Check each line of the data, and copy those where "placeholder" appears.

━━━

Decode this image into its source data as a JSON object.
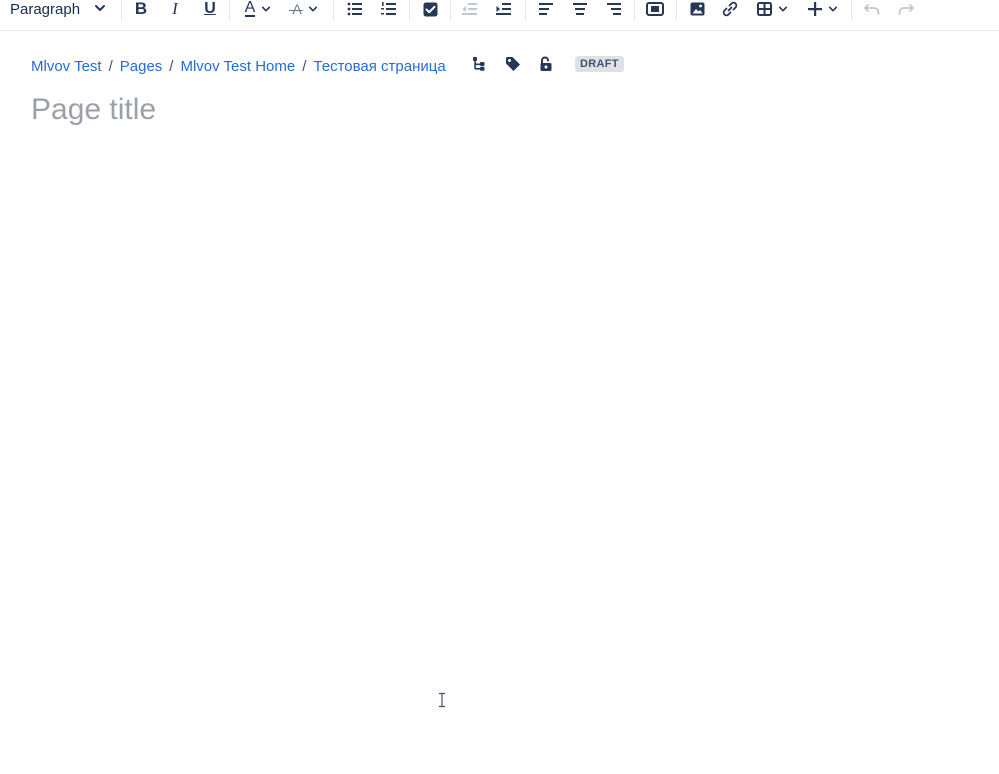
{
  "toolbar": {
    "paragraph_label": "Paragraph",
    "bold": "B",
    "italic": "I",
    "underline": "U",
    "text_color": "A",
    "clear_formatting": "A"
  },
  "breadcrumb": {
    "items": [
      "Mlvov Test",
      "Pages",
      "Mlvov Test Home",
      "Тестовая страница"
    ],
    "separator": "/"
  },
  "page_meta": {
    "status_badge": "DRAFT"
  },
  "title": {
    "placeholder": "Page title",
    "value": ""
  },
  "colors": {
    "link": "#0052cc",
    "icon": "#42526e",
    "badge_bg": "#dfe1e6",
    "placeholder": "#9aa0a8"
  }
}
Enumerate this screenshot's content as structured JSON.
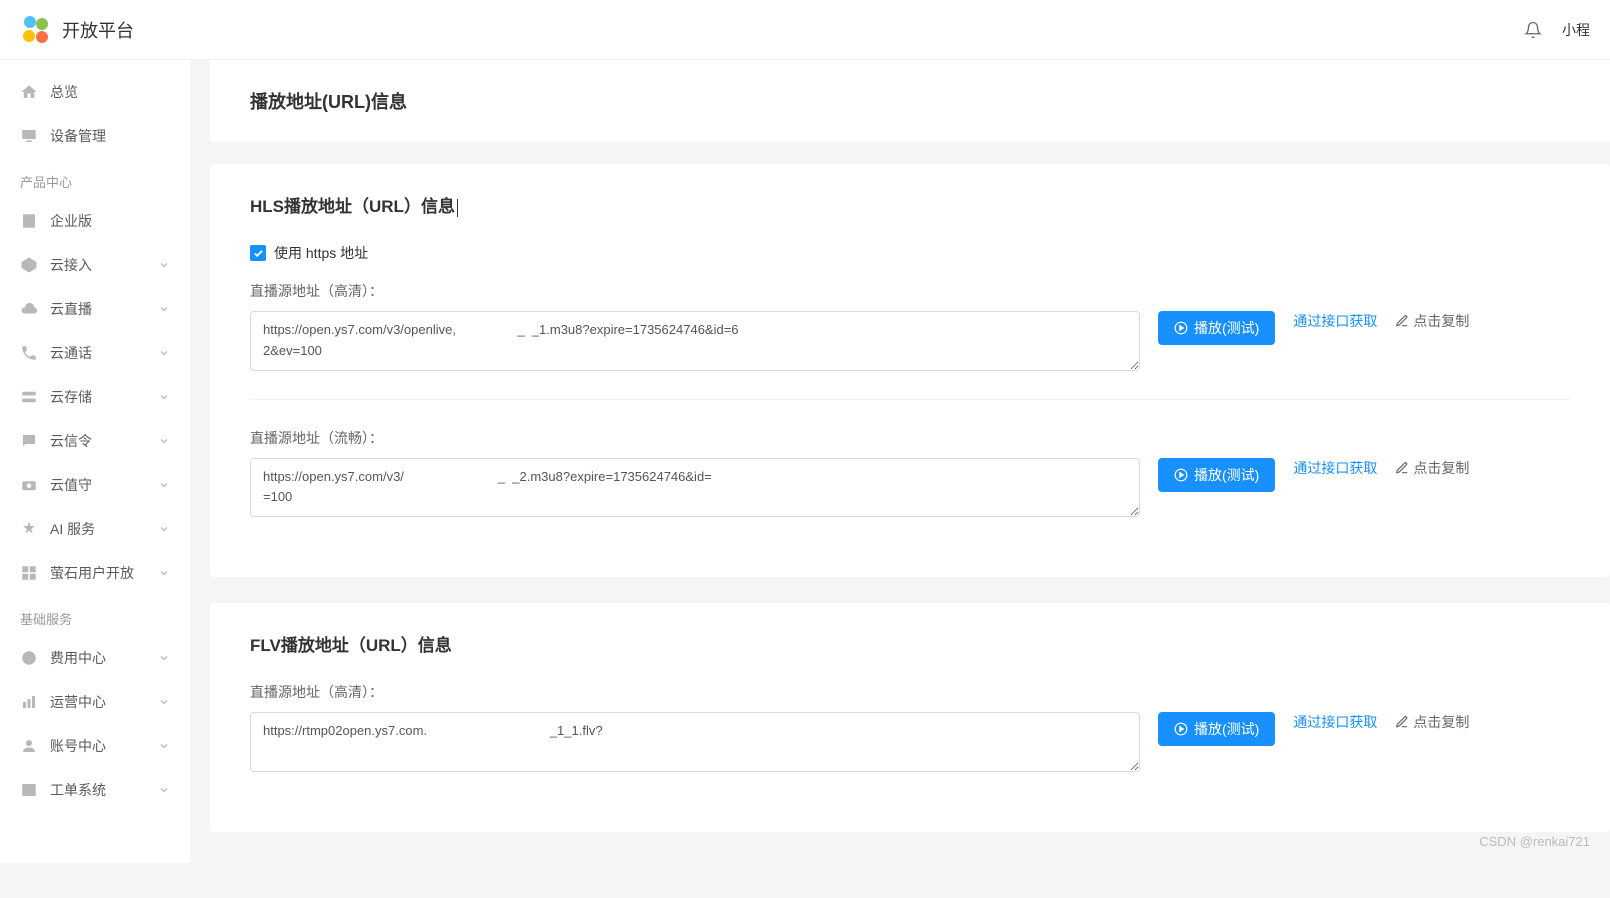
{
  "header": {
    "platform_title": "开放平台",
    "user_label": "小程"
  },
  "sidebar": {
    "items": [
      {
        "label": "总览",
        "icon": "home",
        "expandable": false
      },
      {
        "label": "设备管理",
        "icon": "device",
        "expandable": false
      }
    ],
    "section_product": "产品中心",
    "product_items": [
      {
        "label": "企业版",
        "icon": "enterprise",
        "expandable": false
      },
      {
        "label": "云接入",
        "icon": "cloud-access",
        "expandable": true
      },
      {
        "label": "云直播",
        "icon": "cloud-live",
        "expandable": true
      },
      {
        "label": "云通话",
        "icon": "cloud-call",
        "expandable": true
      },
      {
        "label": "云存储",
        "icon": "cloud-storage",
        "expandable": true
      },
      {
        "label": "云信令",
        "icon": "cloud-signal",
        "expandable": true
      },
      {
        "label": "云值守",
        "icon": "cloud-guard",
        "expandable": true
      },
      {
        "label": "AI 服务",
        "icon": "ai",
        "expandable": true
      },
      {
        "label": "萤石用户开放",
        "icon": "user-open",
        "expandable": true
      }
    ],
    "section_basic": "基础服务",
    "basic_items": [
      {
        "label": "费用中心",
        "icon": "fee",
        "expandable": true
      },
      {
        "label": "运营中心",
        "icon": "ops",
        "expandable": true
      },
      {
        "label": "账号中心",
        "icon": "account",
        "expandable": true
      },
      {
        "label": "工单系统",
        "icon": "ticket",
        "expandable": true
      }
    ]
  },
  "main": {
    "page_title": "播放地址(URL)信息",
    "hls": {
      "title": "HLS播放地址（URL）信息",
      "checkbox_label": "使用 https 地址",
      "hd_label": "直播源地址（高清）：",
      "hd_url": "https://open.ys7.com/v3/openlive,                 _  _1.m3u8?expire=1735624746&id=6                                                                                                                    2&ev=100",
      "sd_label": "直播源地址（流畅）：",
      "sd_url": "https://open.ys7.com/v3/                          _  _2.m3u8?expire=1735624746&id=                                                                                                                     =100"
    },
    "flv": {
      "title": "FLV播放地址（URL）信息",
      "hd_label": "直播源地址（高清）：",
      "hd_url": "https://rtmp02open.ys7.com.                                  _1_1.flv?"
    },
    "actions": {
      "play_test": "播放(测试)",
      "api_get": "通过接口获取",
      "copy": "点击复制"
    }
  },
  "watermark": "CSDN @renkai721"
}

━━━

### WRITTEN RESPONSE
    "placeholder": "Page title",
    "placeholder": "#9aa0a8"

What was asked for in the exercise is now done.